At the end of the summer I had the good fortune to come across a very readable account of the life of James Clerk Maxwell (1831-1879), one of the most influential scientists to have come out of Scotland. Amongst Maxwell’s scientific achievements were his mathematical contributions to the kinetic theory of gases, his proposal that light was a form of electro-magnetic radiation and, motivated by his interest in the perception of colour, the taking of the first permanent colour photograph – appropriately of a piece of tartan ribbon. Einstein described Maxwell’s work as the “most profound and the most fruitful that physics has experienced since the time of Newton”.
My interest in Maxwell is in part because at different times we both worked in Marischall College, a large and imposing granite edifice in the centre of Aberdeen. I, however, left the University of Aberdeen of my own accord to take up a position in the USA, while Maxwell was actually made redundant from his professorship when Marischall and King’s Colleges combined to form the University of Aberdeen. Mind you, he was made an FRS a year later and went on to hold chairs at King’s College, London and at Cambridge University, where he set up the Cavendish Laboratory.
For most of his adult life Maxwell combined running the family estate in Kirkcudbrightshire in the south west of Scotland with his academic responsibilities. Indeed, it is suggested that he found teaching students in London such a chore that he resigned and went back to his estate to carry on his research. Maxwell firmly believed that much of his scientific thinking was performed by his subconscious and that his outdoor activities as a laird facilitated the development of his scientific theories. This reminded me of a withering comment the eminent economist Sir Austin Robinson once made to me on hearing that I was too busy in my laboratory to play hockey in a midweek afternoon match – ‘You young chaps today work much harder than we did in my day… but I think you achieve much less.’
Over the last month I have received a number of emails from David Colqhoun (UCL) on the subject of the new regulations issued by the Medicine and Healthcare Products Regulatory Agency (MHRA) that allow homeo-pathic products to be marketed alongside conventional medicines while exempting them from providing scientific evidence of efficacy. David was concerned that the BPS had not submitted a response to the initial MHRA consultation and wanted us to rectify the situation by supporting the Sense About Science statement on the importance of evidence-based medicine and how it is lacking in relation to homeopathic remedies.
As a result of David’s urging, the BPS has not only signed up to the Sense About Science statement but has e-mailed all members urging them to sign up as individuals to the statement (see http://www.senseaboutscience.org.uk) and have put on our own website the view of our Society on homeopathic remedies.
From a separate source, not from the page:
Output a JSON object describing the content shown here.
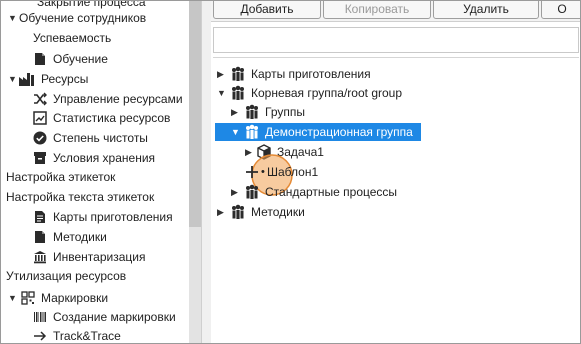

I highlight this to provide an example of how, as individuals, all members should take an interest in what the Society is doing on their behalf. Where appropriate, BPS members should feel that they can put forward suggestions on what the Society should be doing or could be doing better. It should not only be an old codger with an FRS who bullies the President and the Society into action! After all, the BPS is ‘your society’.
You can also provide much needed financial support for Sense about Science. If you intend to purchase anything on line from Amazon then first click on the SaS website and use the connection in the bottom right to log into Amazon. Each time you make a purchase via this link Sense About Science receives a small donation.
The culmination of our 75th Anniversary celebrations will be the Winter Meeting in Oxford. There can be few members who are unaware of the significance of holding the meeting in Oxford, where the Society was founded all those years ago.
This Winter Meeting will also be the last organised by our tireless Vice President (Meetings), Steve Hill. Steve’s goal when he took over responsibility for our meetings was to broaden and enhance the quality of the scientific programme. He has certainly achieved that with the programme for the Oxford Meeting. Now he is off for a well-earned rest, if you can call serving on an MRC board a rest.
Thanks, Steve - you’ve done a marvellous job.
I look forward to seeing as many of you as possible in Oxford.
 The Man Who Changed Everything: The Life of James Clerk Maxwell by Basil Mahon. John Wiley & Sons Ltd, UK, 2003.